=== Data ===

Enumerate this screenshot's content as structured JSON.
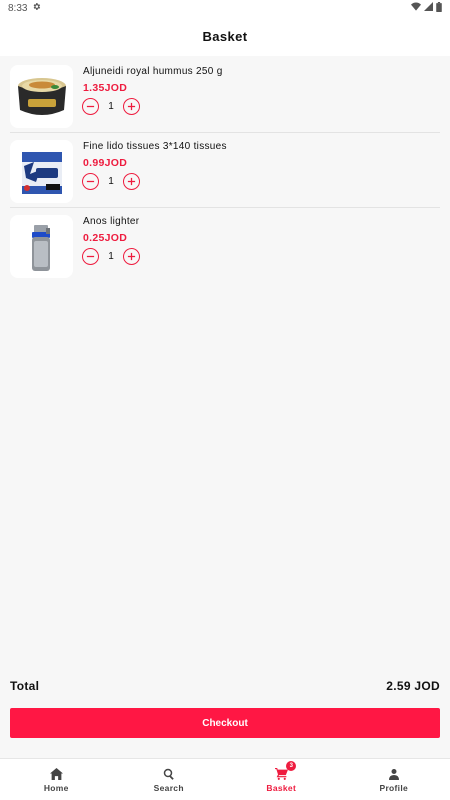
{
  "status_bar": {
    "time": "8:33"
  },
  "app_bar": {
    "title": "Basket"
  },
  "items": [
    {
      "name": "Aljuneidi royal hummus 250 g",
      "price": "1.35JOD",
      "quantity": "1",
      "image_icon": "hummus-jar-image"
    },
    {
      "name": "Fine lido tissues 3*140 tissues",
      "price": "0.99JOD",
      "quantity": "1",
      "image_icon": "tissue-box-image"
    },
    {
      "name": "Anos lighter",
      "price": "0.25JOD",
      "quantity": "1",
      "image_icon": "lighter-image"
    }
  ],
  "summary": {
    "total_label": "Total",
    "total_value": "2.59 JOD"
  },
  "checkout": {
    "label": "Checkout"
  },
  "nav": {
    "items": [
      {
        "label": "Home",
        "icon": "home-icon"
      },
      {
        "label": "Search",
        "icon": "search-icon"
      },
      {
        "label": "Basket",
        "icon": "cart-icon",
        "badge": "3"
      },
      {
        "label": "Profile",
        "icon": "person-icon"
      }
    ],
    "active_index": 2
  },
  "colors": {
    "accent": "#ee1c3f",
    "button": "#ff1744",
    "background": "#f7f7f7"
  }
}
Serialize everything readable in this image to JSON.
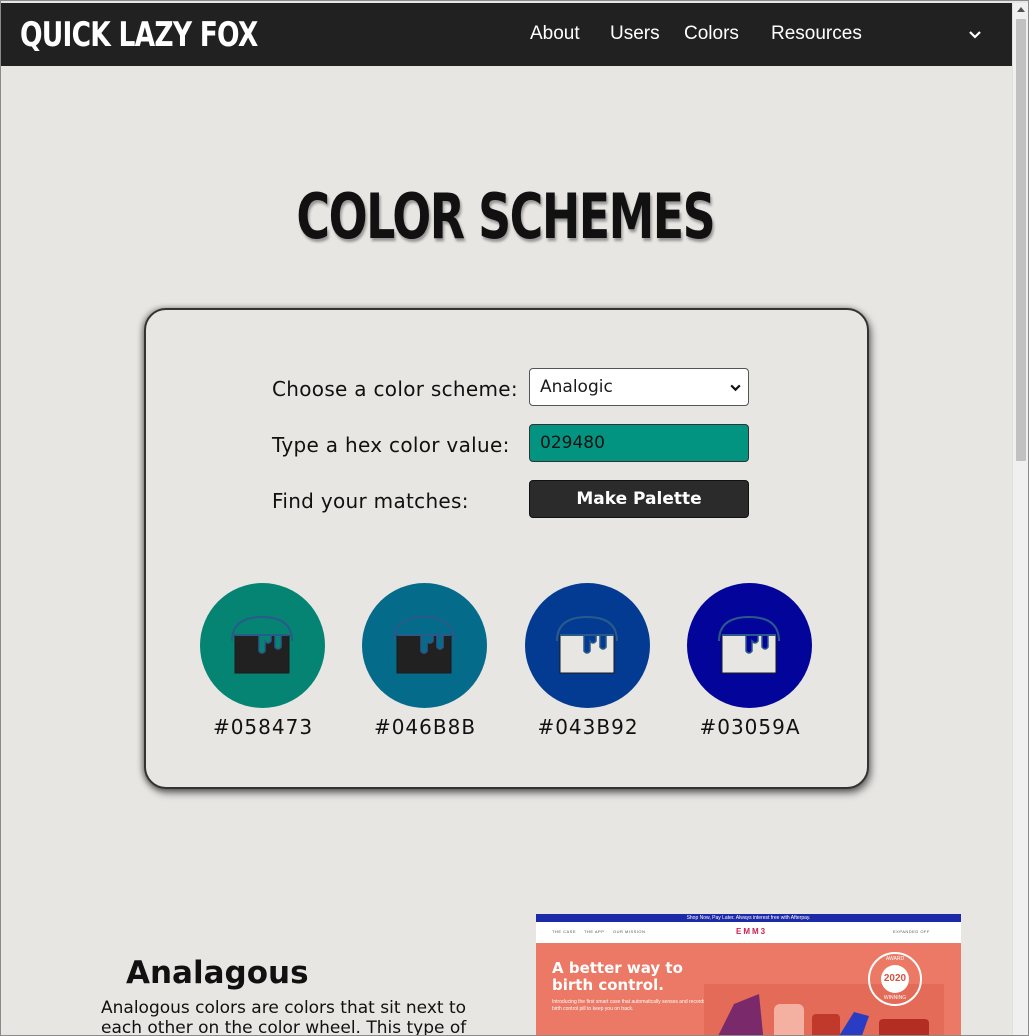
{
  "nav": {
    "brand": "QUICK LAZY FOX",
    "links": [
      "About",
      "Users",
      "Colors",
      "Resources"
    ]
  },
  "page": {
    "title": "COLOR SCHEMES"
  },
  "form": {
    "scheme_label": "Choose a color scheme:",
    "scheme_value": "Analogic",
    "hex_label": "Type a hex color value:",
    "hex_value": "029480",
    "hex_color": "#029480",
    "match_label": "Find your matches:",
    "button_label": "Make Palette"
  },
  "palette": [
    {
      "hex": "#058473",
      "icon": "paint-bucket-icon",
      "bucket_fill": "#212121"
    },
    {
      "hex": "#046B8B",
      "icon": "paint-bucket-icon",
      "bucket_fill": "#212121"
    },
    {
      "hex": "#043B92",
      "icon": "paint-bucket-icon",
      "bucket_fill": "#e8e6e3"
    },
    {
      "hex": "#03059A",
      "icon": "paint-bucket-icon",
      "bucket_fill": "#e8e6e3"
    }
  ],
  "section": {
    "title": "Analagous",
    "text": "Analogous colors are colors that sit next to each other on the color wheel. This type of"
  },
  "preview": {
    "topbar": "Shop Now, Pay Later. Always interest free with Afterpay.",
    "nav_items": [
      "THE CASE",
      "THE APP",
      "OUR MISSION"
    ],
    "logo": "EMM3",
    "cart_label": "EXPANDED OFF",
    "headline_1": "A better way to",
    "headline_2": "birth control.",
    "sub": "Introducing the first smart case that automatically senses and records your birth control pill to keep you on track.",
    "badge_year": "2020",
    "badge_top": "AWARD",
    "badge_bottom": "WINNING"
  },
  "colors": {
    "navbar": "#212121",
    "background": "#e8e6e3",
    "button": "#2b2b2b"
  }
}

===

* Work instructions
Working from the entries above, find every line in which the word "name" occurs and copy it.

* Expected answer
      "name": "Aljuneidi royal hummus 250 g",
      "name": "Fine lido tissues 3*140 tissues",
      "name": "Anos lighter",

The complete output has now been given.